-- DATA UNDER STUDY follows --
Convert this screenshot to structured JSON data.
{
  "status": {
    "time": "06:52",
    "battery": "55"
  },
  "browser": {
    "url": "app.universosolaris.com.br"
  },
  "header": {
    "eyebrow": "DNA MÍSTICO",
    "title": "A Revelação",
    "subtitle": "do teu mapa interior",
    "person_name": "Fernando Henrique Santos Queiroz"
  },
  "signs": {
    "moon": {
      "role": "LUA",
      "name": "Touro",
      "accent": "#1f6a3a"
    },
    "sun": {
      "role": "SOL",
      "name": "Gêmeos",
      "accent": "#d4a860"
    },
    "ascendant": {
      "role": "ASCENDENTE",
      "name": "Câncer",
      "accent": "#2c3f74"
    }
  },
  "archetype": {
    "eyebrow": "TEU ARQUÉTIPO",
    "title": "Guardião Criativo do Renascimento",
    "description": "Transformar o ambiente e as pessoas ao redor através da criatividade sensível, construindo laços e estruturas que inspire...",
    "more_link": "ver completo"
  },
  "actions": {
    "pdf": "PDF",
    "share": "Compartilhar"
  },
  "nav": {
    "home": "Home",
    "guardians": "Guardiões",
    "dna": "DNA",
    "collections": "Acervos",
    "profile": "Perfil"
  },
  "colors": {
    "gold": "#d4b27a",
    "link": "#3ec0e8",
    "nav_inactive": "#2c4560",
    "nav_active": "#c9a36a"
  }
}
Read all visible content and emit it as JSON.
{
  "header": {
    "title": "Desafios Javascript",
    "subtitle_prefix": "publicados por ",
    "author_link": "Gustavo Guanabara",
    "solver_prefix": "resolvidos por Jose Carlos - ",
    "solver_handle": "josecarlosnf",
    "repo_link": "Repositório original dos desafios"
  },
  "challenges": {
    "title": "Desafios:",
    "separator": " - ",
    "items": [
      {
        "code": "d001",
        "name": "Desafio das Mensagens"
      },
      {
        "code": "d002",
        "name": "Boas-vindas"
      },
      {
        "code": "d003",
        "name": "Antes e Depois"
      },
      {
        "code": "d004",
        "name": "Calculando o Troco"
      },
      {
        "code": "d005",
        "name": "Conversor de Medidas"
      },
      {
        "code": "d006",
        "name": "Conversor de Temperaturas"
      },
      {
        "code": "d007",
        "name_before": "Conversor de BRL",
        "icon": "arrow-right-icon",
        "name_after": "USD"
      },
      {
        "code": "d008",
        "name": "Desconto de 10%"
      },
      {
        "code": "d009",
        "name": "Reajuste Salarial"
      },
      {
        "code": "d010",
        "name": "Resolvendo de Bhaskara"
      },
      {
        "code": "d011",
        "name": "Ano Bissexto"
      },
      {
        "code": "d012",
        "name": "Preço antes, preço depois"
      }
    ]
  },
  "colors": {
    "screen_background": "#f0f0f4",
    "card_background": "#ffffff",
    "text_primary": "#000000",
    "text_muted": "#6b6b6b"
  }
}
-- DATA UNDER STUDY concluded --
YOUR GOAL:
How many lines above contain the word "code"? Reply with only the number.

WORKED SOLUTION:
12